* WHAT YOU WILL DO *
Once you have read the listing, output it exactly and completely.
=== SOURCE RECORDS ===
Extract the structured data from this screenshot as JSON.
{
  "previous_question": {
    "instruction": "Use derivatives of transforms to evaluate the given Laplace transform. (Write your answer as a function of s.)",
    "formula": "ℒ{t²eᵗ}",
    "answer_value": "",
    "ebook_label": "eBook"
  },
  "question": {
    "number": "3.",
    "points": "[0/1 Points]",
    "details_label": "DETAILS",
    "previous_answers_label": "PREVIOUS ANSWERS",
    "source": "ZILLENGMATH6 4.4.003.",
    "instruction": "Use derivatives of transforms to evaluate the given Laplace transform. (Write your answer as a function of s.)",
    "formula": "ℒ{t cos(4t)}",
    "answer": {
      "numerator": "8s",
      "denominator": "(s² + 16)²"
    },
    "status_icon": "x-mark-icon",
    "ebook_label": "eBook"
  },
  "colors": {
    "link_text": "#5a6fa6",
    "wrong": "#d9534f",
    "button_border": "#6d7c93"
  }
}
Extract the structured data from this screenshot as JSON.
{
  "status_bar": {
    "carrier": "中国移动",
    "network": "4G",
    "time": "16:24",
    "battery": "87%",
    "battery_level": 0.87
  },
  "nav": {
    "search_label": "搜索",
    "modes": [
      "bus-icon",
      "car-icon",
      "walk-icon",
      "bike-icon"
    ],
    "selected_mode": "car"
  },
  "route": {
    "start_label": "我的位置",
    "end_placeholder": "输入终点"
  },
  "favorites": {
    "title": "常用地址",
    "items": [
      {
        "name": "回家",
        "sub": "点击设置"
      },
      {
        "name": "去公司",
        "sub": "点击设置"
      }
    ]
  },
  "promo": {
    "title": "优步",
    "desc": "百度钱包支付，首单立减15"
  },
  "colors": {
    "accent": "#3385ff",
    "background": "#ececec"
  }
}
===
* FINAL ANSWER *
Extract the structured data from this screenshot as JSON.
{
  "previous_question": {
    "instruction": "Use derivatives of transforms to evaluate the given Laplace transform. (Write your answer as a function of s.)",
    "formula": "ℒ{t²eᵗ}",
    "answer_value": "",
    "ebook_label": "eBook"
  },
  "question": {
    "number": "3.",
    "points": "[0/1 Points]",
    "details_label": "DETAILS",
    "previous_answers_label": "PREVIOUS ANSWERS",
    "source": "ZILLENGMATH6 4.4.003.",
    "instruction": "Use derivatives of transforms to evaluate the given Laplace transform. (Write your answer as a function of s.)",
    "formula": "ℒ{t cos(4t)}",
    "answer": {
      "numerator": "8s",
      "denominator": "(s² + 16)²"
    },
    "status_icon": "x-mark-icon",
    "ebook_label": "eBook"
  },
  "colors": {
    "link_text": "#5a6fa6",
    "wrong": "#d9534f",
    "button_border": "#6d7c93"
  }
}
Extract the structured data from this screenshot as JSON.
{
  "status_bar": {
    "carrier": "中国移动",
    "network": "4G",
    "time": "16:24",
    "battery": "87%",
    "battery_level": 0.87
  },
  "nav": {
    "search_label": "搜索",
    "modes": [
      "bus-icon",
      "car-icon",
      "walk-icon",
      "bike-icon"
    ],
    "selected_mode": "car"
  },
  "route": {
    "start_label": "我的位置",
    "end_placeholder": "输入终点"
  },
  "favorites": {
    "title": "常用地址",
    "items": [
      {
        "name": "回家",
        "sub": "点击设置"
      },
      {
        "name": "去公司",
        "sub": "点击设置"
      }
    ]
  },
  "promo": {
    "title": "优步",
    "desc": "百度钱包支付，首单立减15"
  },
  "colors": {
    "accent": "#3385ff",
    "background": "#ececec"
  }
}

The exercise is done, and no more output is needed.